Agriculture CS Peter Munya has faulted the Senate Sessional Committee on Delegated Legislation and the Standing Committee on Agriculture, Livestock and Fisheries for rejecting the Crops (Tea Industry) Regulations, 2020.
Munya said it was unfortunate to see the Senate Committees refuse to accede to the regulations that have been subjected to public participation from farmers and other stakeholders before being given a clean bill of health.
“Tea belongs to famers and if they have said that the regulations are good, why then should the Senate Committees rule otherwise?” posed the CS.
He said the move was ill-informed as the reforms were geared towards repositioning the tea industry towards profitability through weeding out cartels and middlemen in the value chain as well as ensuring tea is value added before exportation.
Munya called on the Senate to ensure the regulations are passed once they are brought to the floor of the house on Tuesday next week.

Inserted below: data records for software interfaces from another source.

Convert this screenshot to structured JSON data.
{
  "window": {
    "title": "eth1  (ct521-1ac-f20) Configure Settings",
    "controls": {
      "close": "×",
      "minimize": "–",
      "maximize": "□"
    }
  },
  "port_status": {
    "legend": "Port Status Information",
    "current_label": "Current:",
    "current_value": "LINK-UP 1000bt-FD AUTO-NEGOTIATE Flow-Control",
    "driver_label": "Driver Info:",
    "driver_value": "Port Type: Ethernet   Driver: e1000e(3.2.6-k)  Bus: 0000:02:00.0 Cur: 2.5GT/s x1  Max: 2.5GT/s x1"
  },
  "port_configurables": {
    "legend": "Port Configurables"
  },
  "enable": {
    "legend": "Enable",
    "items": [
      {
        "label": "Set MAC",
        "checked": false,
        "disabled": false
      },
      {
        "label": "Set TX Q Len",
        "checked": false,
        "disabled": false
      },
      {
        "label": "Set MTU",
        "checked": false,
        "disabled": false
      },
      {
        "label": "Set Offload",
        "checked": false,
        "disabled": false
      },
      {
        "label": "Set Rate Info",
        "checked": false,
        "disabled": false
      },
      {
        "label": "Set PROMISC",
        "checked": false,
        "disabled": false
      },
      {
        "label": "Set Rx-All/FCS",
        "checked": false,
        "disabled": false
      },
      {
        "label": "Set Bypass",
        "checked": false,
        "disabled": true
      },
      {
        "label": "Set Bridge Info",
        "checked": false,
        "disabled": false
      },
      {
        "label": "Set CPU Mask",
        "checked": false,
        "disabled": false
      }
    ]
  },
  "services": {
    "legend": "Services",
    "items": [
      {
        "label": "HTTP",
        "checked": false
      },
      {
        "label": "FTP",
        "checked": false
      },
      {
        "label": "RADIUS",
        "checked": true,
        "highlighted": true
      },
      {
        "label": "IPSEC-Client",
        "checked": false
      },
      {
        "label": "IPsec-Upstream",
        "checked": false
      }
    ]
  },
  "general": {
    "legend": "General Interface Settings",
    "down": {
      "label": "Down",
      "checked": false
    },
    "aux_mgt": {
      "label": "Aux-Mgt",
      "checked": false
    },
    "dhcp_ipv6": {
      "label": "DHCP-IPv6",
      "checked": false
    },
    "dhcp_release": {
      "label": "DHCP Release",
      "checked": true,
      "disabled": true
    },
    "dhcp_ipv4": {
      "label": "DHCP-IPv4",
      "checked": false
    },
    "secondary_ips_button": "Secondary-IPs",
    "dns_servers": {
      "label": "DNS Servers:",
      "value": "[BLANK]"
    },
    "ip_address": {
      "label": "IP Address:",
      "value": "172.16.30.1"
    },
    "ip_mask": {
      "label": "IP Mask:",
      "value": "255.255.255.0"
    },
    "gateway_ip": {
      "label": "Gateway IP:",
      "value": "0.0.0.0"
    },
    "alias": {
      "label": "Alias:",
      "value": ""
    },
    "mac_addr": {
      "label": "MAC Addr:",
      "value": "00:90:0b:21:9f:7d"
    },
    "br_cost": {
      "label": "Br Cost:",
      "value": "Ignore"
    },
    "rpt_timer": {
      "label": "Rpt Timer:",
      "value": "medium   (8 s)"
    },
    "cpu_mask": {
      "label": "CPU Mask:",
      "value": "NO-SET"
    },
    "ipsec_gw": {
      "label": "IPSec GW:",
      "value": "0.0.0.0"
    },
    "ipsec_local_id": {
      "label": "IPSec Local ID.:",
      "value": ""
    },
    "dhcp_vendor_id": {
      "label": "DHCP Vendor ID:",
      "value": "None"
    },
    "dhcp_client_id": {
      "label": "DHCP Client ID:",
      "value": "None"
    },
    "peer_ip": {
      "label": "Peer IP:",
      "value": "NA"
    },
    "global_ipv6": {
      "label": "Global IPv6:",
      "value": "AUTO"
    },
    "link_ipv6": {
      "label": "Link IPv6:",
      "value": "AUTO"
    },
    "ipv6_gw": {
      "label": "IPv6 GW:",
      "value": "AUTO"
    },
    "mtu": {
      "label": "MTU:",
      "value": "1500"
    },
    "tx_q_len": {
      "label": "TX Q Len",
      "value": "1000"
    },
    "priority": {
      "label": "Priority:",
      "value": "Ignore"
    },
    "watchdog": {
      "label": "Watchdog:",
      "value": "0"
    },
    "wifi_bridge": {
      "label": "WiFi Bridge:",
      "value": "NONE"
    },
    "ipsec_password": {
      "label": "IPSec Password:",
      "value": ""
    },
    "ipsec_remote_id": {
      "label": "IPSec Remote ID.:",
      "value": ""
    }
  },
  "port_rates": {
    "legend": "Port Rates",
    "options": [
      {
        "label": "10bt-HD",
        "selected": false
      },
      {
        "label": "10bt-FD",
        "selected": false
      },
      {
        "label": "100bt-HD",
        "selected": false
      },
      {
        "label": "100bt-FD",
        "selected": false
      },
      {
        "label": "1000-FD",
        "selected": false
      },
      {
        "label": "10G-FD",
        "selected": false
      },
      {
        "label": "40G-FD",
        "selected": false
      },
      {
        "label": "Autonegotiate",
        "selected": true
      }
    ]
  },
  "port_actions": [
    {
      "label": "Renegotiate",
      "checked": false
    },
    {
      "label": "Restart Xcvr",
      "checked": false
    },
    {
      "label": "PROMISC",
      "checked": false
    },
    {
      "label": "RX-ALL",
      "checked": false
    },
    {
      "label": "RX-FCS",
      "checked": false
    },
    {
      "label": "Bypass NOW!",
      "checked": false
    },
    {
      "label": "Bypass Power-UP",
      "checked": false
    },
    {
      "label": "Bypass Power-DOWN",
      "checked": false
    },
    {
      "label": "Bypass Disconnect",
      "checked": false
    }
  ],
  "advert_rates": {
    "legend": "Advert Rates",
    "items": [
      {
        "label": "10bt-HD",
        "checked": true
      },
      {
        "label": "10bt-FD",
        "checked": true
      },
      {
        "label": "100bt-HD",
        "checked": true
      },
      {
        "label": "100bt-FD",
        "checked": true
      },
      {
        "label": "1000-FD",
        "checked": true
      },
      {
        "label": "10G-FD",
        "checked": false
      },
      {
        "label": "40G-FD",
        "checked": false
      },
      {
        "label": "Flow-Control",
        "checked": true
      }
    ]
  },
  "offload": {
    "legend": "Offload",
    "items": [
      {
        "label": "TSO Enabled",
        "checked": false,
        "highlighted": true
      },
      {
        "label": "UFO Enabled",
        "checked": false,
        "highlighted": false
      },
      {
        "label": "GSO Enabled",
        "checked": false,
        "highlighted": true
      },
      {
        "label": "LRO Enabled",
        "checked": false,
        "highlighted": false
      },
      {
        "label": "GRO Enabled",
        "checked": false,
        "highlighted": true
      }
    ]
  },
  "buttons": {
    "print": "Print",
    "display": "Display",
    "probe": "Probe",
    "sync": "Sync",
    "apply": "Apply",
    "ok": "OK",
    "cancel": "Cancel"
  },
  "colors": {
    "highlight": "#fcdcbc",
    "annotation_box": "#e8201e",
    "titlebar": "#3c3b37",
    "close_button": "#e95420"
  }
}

“We are urging Senators from tea growing zones to ensure the regulations are passed so that we can start implementation to improve farmers’ earnings,” he said.
The two senate committees have declined to accede to the reforms and recommended that the Senate annul them in entirety on account that some of the provisions were not in the interest of the counties, having not clearly defined their roles despite agriculture being a devolved function.
The committees further observed that the regulations were overly prescriptive and aimed at controlling one industry player, that is, Kenya Tea Development Agency (KTDA) instead of providing a good platform for other players to thrive.
The CS was speaking at the Dedan Kimathi University of Science and Technology in Nyeri County during the launch of coffee flavored yoghurt which is a joint venture between the university and local milk processor, Wakulima Dairy Limited.
He noted that similar reforms were being undertaken in other key agricultural sectors including coffee, pyrethrum and dairy that was all aimed at turning around the fortunes of farmers.
Munya said the government was keen on promoting agro processing which was anchored in the government’s agricultural transformation strategy and the big four agenda to ensure locally produced products are value added before exportation.
“If we want to turn around our economy, we must change our model of production by providing value addition to our products,” said the CS.
He said the country had to make a shift from the colonial model of development where we were not meant to utilize our own resources to add value to products before exportation.
“For a long time, our work has been to extract resources and send them abroad for value addition and then import the final products for sale locally,” said Munya.
“How do you explain a situation where Germany is the leading coffee exporter yet they do not have a single farm?” posed the CS.
By Samuel waititu